## What the task requires
Every entry in the data below needs to be repeated exactly.

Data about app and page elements

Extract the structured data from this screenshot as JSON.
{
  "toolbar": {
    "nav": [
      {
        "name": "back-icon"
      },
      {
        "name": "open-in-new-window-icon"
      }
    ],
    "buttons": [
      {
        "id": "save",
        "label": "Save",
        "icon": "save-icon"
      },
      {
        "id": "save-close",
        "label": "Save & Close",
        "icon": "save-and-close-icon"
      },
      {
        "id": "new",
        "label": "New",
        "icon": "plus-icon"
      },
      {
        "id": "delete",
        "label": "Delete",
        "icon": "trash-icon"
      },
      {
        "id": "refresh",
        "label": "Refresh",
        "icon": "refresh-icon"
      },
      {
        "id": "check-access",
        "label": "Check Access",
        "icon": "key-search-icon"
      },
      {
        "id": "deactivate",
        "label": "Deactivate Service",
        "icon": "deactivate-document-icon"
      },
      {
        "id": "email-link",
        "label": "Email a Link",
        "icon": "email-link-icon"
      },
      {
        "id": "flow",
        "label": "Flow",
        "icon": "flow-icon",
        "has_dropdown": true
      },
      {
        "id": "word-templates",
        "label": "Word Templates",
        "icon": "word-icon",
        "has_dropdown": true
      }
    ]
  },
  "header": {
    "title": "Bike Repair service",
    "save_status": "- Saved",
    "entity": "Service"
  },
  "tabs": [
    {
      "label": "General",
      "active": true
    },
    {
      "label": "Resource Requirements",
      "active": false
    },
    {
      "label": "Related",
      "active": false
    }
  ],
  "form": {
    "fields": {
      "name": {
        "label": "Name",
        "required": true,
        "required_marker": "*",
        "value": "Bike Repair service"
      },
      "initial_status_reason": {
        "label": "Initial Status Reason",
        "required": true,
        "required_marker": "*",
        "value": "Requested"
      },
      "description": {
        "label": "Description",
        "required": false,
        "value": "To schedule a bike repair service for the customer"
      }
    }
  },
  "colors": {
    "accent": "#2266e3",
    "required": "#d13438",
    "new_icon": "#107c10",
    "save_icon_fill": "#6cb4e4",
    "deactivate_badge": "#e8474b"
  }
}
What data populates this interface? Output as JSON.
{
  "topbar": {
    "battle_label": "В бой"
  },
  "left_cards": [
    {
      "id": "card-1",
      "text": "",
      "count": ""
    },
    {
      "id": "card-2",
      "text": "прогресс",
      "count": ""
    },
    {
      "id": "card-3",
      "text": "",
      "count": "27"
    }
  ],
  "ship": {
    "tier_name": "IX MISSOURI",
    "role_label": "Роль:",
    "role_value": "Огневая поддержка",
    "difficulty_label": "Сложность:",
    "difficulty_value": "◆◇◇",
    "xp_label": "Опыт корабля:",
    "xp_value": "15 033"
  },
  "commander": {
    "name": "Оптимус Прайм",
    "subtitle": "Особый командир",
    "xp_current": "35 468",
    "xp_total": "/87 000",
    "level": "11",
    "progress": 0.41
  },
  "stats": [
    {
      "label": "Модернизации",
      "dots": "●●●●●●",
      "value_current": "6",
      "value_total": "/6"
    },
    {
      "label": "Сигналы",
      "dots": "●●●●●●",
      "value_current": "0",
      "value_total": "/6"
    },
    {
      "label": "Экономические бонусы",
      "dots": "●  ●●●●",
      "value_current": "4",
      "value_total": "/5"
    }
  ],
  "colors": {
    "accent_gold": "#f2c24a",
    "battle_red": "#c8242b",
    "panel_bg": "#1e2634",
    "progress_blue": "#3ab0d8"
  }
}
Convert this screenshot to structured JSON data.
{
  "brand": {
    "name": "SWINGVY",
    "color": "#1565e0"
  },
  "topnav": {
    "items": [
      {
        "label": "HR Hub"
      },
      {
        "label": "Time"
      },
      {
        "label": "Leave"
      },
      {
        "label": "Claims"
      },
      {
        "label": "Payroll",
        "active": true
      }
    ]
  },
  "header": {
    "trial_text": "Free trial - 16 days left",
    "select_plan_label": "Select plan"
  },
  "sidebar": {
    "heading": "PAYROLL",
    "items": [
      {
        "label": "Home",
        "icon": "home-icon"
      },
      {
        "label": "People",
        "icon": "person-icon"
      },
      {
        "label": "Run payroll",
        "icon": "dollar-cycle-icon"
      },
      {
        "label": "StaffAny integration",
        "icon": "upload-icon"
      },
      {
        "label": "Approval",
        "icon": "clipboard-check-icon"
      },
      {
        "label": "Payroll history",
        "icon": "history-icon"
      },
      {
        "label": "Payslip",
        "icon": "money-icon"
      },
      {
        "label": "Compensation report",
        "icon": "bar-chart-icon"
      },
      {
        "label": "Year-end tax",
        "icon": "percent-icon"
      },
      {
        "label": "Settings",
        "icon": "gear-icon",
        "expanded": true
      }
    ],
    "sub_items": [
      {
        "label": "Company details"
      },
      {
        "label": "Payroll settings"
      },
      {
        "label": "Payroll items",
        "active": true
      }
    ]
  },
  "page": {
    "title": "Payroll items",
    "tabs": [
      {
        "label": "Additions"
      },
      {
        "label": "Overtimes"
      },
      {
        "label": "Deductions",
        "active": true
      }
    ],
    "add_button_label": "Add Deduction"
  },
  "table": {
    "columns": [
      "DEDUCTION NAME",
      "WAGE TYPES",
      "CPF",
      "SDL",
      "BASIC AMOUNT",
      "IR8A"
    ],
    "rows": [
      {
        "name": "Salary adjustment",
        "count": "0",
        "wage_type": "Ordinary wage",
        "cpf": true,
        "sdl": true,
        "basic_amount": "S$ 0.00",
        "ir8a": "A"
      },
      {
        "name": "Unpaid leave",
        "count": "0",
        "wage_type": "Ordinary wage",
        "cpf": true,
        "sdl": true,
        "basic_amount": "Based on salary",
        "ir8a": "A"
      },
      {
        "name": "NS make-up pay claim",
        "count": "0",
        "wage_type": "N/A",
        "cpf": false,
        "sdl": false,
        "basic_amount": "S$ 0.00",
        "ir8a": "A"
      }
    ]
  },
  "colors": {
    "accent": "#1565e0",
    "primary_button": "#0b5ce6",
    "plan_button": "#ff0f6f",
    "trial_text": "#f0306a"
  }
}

## Response
Extract the structured data from this screenshot as JSON.
{
  "toolbar": {
    "nav": [
      {
        "name": "back-icon"
      },
      {
        "name": "open-in-new-window-icon"
      }
    ],
    "buttons": [
      {
        "id": "save",
        "label": "Save",
        "icon": "save-icon"
      },
      {
        "id": "save-close",
        "label": "Save & Close",
        "icon": "save-and-close-icon"
      },
      {
        "id": "new",
        "label": "New",
        "icon": "plus-icon"
      },
      {
        "id": "delete",
        "label": "Delete",
        "icon": "trash-icon"
      },
      {
        "id": "refresh",
        "label": "Refresh",
        "icon": "refresh-icon"
      },
      {
        "id": "check-access",
        "label": "Check Access",
        "icon": "key-search-icon"
      },
      {
        "id": "deactivate",
        "label": "Deactivate Service",
        "icon": "deactivate-document-icon"
      },
      {
        "id": "email-link",
        "label": "Email a Link",
        "icon": "email-link-icon"
      },
      {
        "id": "flow",
        "label": "Flow",
        "icon": "flow-icon",
        "has_dropdown": true
      },
      {
        "id": "word-templates",
        "label": "Word Templates",
        "icon": "word-icon",
        "has_dropdown": true
      }
    ]
  },
  "header": {
    "title": "Bike Repair service",
    "save_status": "- Saved",
    "entity": "Service"
  },
  "tabs": [
    {
      "label": "General",
      "active": true
    },
    {
      "label": "Resource Requirements",
      "active": false
    },
    {
      "label": "Related",
      "active": false
    }
  ],
  "form": {
    "fields": {
      "name": {
        "label": "Name",
        "required": true,
        "required_marker": "*",
        "value": "Bike Repair service"
      },
      "initial_status_reason": {
        "label": "Initial Status Reason",
        "required": true,
        "required_marker": "*",
        "value": "Requested"
      },
      "description": {
        "label": "Description",
        "required": false,
        "value": "To schedule a bike repair service for the customer"
      }
    }
  },
  "colors": {
    "accent": "#2266e3",
    "required": "#d13438",
    "new_icon": "#107c10",
    "save_icon_fill": "#6cb4e4",
    "deactivate_badge": "#e8474b"
  }
}
What data populates this interface? Output as JSON.
{
  "topbar": {
    "battle_label": "В бой"
  },
  "left_cards": [
    {
      "id": "card-1",
      "text": "",
      "count": ""
    },
    {
      "id": "card-2",
      "text": "прогресс",
      "count": ""
    },
    {
      "id": "card-3",
      "text": "",
      "count": "27"
    }
  ],
  "ship": {
    "tier_name": "IX MISSOURI",
    "role_label": "Роль:",
    "role_value": "Огневая поддержка",
    "difficulty_label": "Сложность:",
    "difficulty_value": "◆◇◇",
    "xp_label": "Опыт корабля:",
    "xp_value": "15 033"
  },
  "commander": {
    "name": "Оптимус Прайм",
    "subtitle": "Особый командир",
    "xp_current": "35 468",
    "xp_total": "/87 000",
    "level": "11",
    "progress": 0.41
  },
  "stats": [
    {
      "label": "Модернизации",
      "dots": "●●●●●●",
      "value_current": "6",
      "value_total": "/6"
    },
    {
      "label": "Сигналы",
      "dots": "●●●●●●",
      "value_current": "0",
      "value_total": "/6"
    },
    {
      "label": "Экономические бонусы",
      "dots": "●  ●●●●",
      "value_current": "4",
      "value_total": "/5"
    }
  ],
  "colors": {
    "accent_gold": "#f2c24a",
    "battle_red": "#c8242b",
    "panel_bg": "#1e2634",
    "progress_blue": "#3ab0d8"
  }
}
Convert this screenshot to structured JSON data.
{
  "brand": {
    "name": "SWINGVY",
    "color": "#1565e0"
  },
  "topnav": {
    "items": [
      {
        "label": "HR Hub"
      },
      {
        "label": "Time"
      },
      {
        "label": "Leave"
      },
      {
        "label": "Claims"
      },
      {
        "label": "Payroll",
        "active": true
      }
    ]
  },
  "header": {
    "trial_text": "Free trial - 16 days left",
    "select_plan_label": "Select plan"
  },
  "sidebar": {
    "heading": "PAYROLL",
    "items": [
      {
        "label": "Home",
        "icon": "home-icon"
      },
      {
        "label": "People",
        "icon": "person-icon"
      },
      {
        "label": "Run payroll",
        "icon": "dollar-cycle-icon"
      },
      {
        "label": "StaffAny integration",
        "icon": "upload-icon"
      },
      {
        "label": "Approval",
        "icon": "clipboard-check-icon"
      },
      {
        "label": "Payroll history",
        "icon": "history-icon"
      },
      {
        "label": "Payslip",
        "icon": "money-icon"
      },
      {
        "label": "Compensation report",
        "icon": "bar-chart-icon"
      },
      {
        "label": "Year-end tax",
        "icon": "percent-icon"
      },
      {
        "label": "Settings",
        "icon": "gear-icon",
        "expanded": true
      }
    ],
    "sub_items": [
      {
        "label": "Company details"
      },
      {
        "label": "Payroll settings"
      },
      {
        "label": "Payroll items",
        "active": true
      }
    ]
  },
  "page": {
    "title": "Payroll items",
    "tabs": [
      {
        "label": "Additions"
      },
      {
        "label": "Overtimes"
      },
      {
        "label": "Deductions",
        "active": true
      }
    ],
    "add_button_label": "Add Deduction"
  },
  "table": {
    "columns": [
      "DEDUCTION NAME",
      "WAGE TYPES",
      "CPF",
      "SDL",
      "BASIC AMOUNT",
      "IR8A"
    ],
    "rows": [
      {
        "name": "Salary adjustment",
        "count": "0",
        "wage_type": "Ordinary wage",
        "cpf": true,
        "sdl": true,
        "basic_amount": "S$ 0.00",
        "ir8a": "A"
      },
      {
        "name": "Unpaid leave",
        "count": "0",
        "wage_type": "Ordinary wage",
        "cpf": true,
        "sdl": true,
        "basic_amount": "Based on salary",
        "ir8a": "A"
      },
      {
        "name": "NS make-up pay claim",
        "count": "0",
        "wage_type": "N/A",
        "cpf": false,
        "sdl": false,
        "basic_amount": "S$ 0.00",
        "ir8a": "A"
      }
    ]
  },
  "colors": {
    "accent": "#1565e0",
    "primary_button": "#0b5ce6",
    "plan_button": "#ff0f6f",
    "trial_text": "#f0306a"
  }
}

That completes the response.